Last week, Netanyahu agreed to hand control of civilian authority over Area C — the 60 percent of the West Bank under Israeli civil and military authority — to Bezalel Smotrich, head of the Religious Zionism party and Israel’s new finance minister, according to Israeli media reports. The role could put Smotrich in the position to turn a blind eye to illegal Israeli construction in the West Bank while cracking down on illegal Palestinian construction.

Israeli settlers carried out dozens of attacks targeting Palestinians across the West Bank on Saturday, after a Palestinian gunman killed seven people outside a synagogue in East Jerusalem on Friday.
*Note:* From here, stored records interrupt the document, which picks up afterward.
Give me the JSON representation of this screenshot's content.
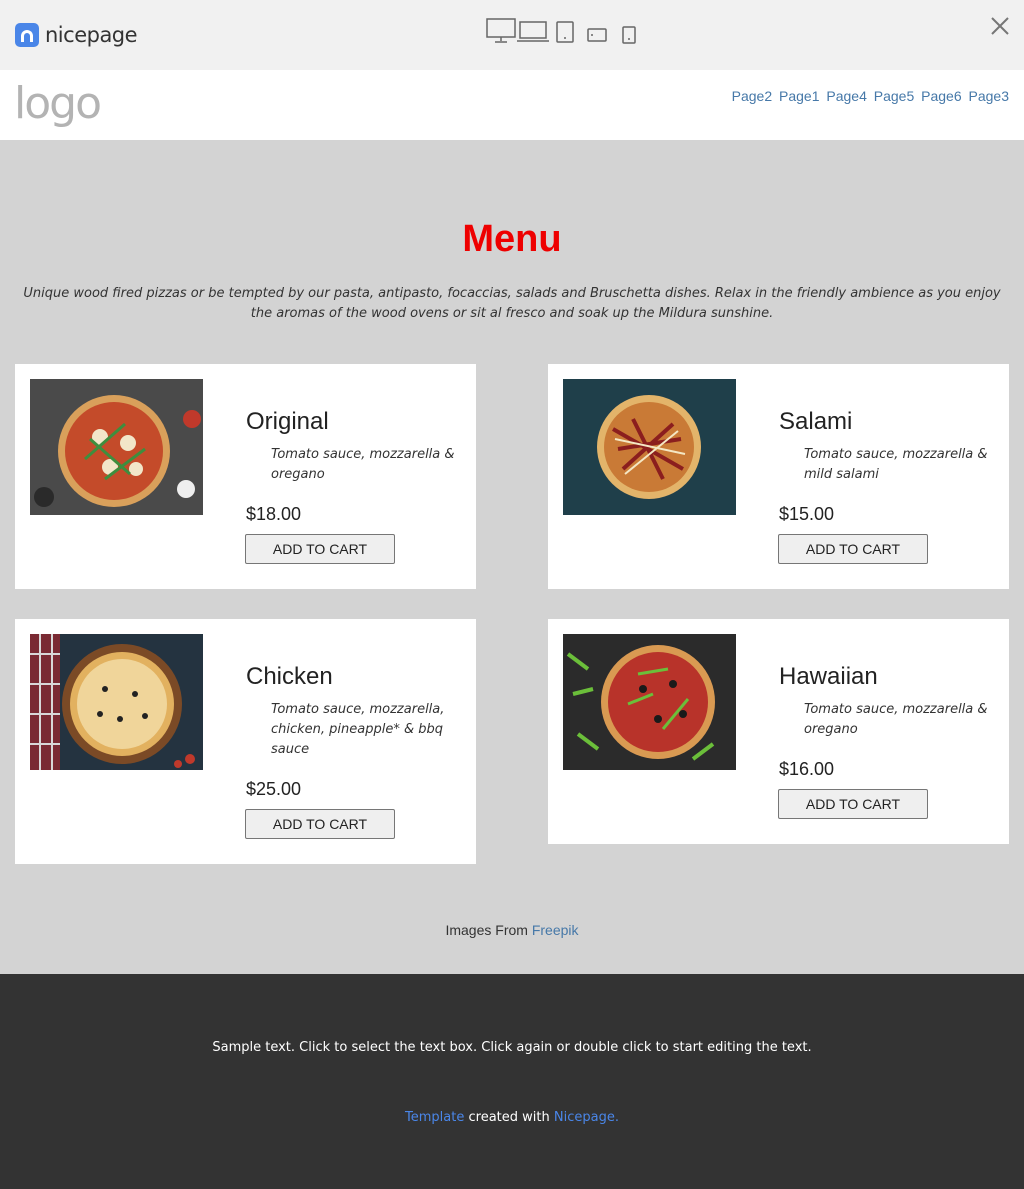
{
  "toolbar": {
    "brand": "nicepage",
    "devices": [
      "desktop-icon",
      "laptop-icon",
      "tablet-icon",
      "tablet-landscape-icon",
      "phone-icon"
    ],
    "close_icon": "close-icon"
  },
  "header": {
    "logo": "logo",
    "nav": [
      "Page2",
      "Page1",
      "Page4",
      "Page5",
      "Page6",
      "Page3"
    ]
  },
  "menu": {
    "title": "Menu",
    "intro": "Unique wood fired pizzas or be tempted by our pasta, antipasto, focaccias, salads and Bruschetta dishes. Relax in the friendly ambience as you enjoy the aromas of the wood ovens or sit al fresco and soak up the Mildura sunshine.",
    "items": [
      {
        "name": "Original",
        "desc": "Tomato sauce, mozzarella & oregano",
        "price": "$18.00",
        "button": "ADD TO CART"
      },
      {
        "name": "Salami",
        "desc": "Tomato sauce, mozzarella & mild salami",
        "price": "$15.00",
        "button": "ADD TO CART"
      },
      {
        "name": "Chicken",
        "desc": "Tomato sauce, mozzarella, chicken, pineapple* & bbq sauce",
        "price": "$25.00",
        "button": "ADD TO CART"
      },
      {
        "name": "Hawaiian",
        "desc": "Tomato sauce, mozzarella & oregano",
        "price": "$16.00",
        "button": "ADD TO CART"
      }
    ]
  },
  "credit": {
    "text": "Images From",
    "link": "Freepik"
  },
  "footer": {
    "sample": "Sample text. Click to select the text box. Click again or double click to start editing the text.",
    "template_link": "Template",
    "created_with": "created with",
    "nicepage_link": "Nicepage."
  },
  "colors": {
    "accent": "#e00000",
    "link": "#4678a8",
    "footer_bg": "#333333",
    "page_bg": "#d3d3d3"
  }
}
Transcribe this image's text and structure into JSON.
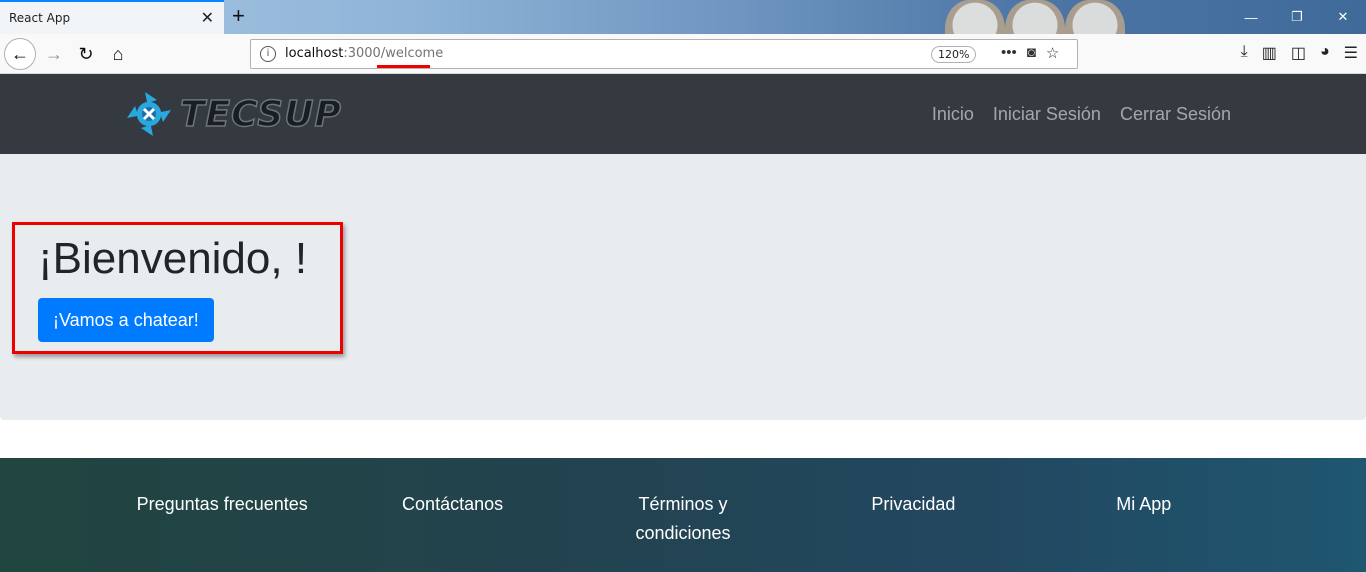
{
  "browser": {
    "tab_title": "React App",
    "tab_close": "✕",
    "new_tab": "+",
    "url_host": "localhost",
    "url_rest": ":3000/welcome",
    "zoom": "120%",
    "window_controls": [
      "—",
      "❐",
      "✕"
    ]
  },
  "navbar": {
    "logo_text": "TECSUP",
    "links": [
      "Inicio",
      "Iniciar Sesión",
      "Cerrar Sesión"
    ]
  },
  "jumbotron": {
    "title": "¡Bienvenido, !",
    "button_label": "¡Vamos a chatear!"
  },
  "footer": {
    "links": [
      "Preguntas frecuentes",
      "Contáctanos",
      "Términos y condiciones",
      "Privacidad",
      "Mi App"
    ]
  },
  "colors": {
    "navbar_bg": "#343a40",
    "jumbotron_bg": "#e9ecef",
    "primary": "#007bff",
    "highlight": "#ee0000"
  }
}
Ben Gvir demanded that in exchange for the seven killed, the government should authorize seven illegal settlements in the West Bank, Israel’s Channel 12 News reported.

“Netanyahu has no choice” but to expand settlements, Gordon said. “If he tries to slow down the rate of construction, his partners will get up and say, ‘This is not the agreement, and if you don’t stick to the agreement, your government will fall.’”

*This story has not been edited by The Infallible staff and is auto-generated from a syndicated feed.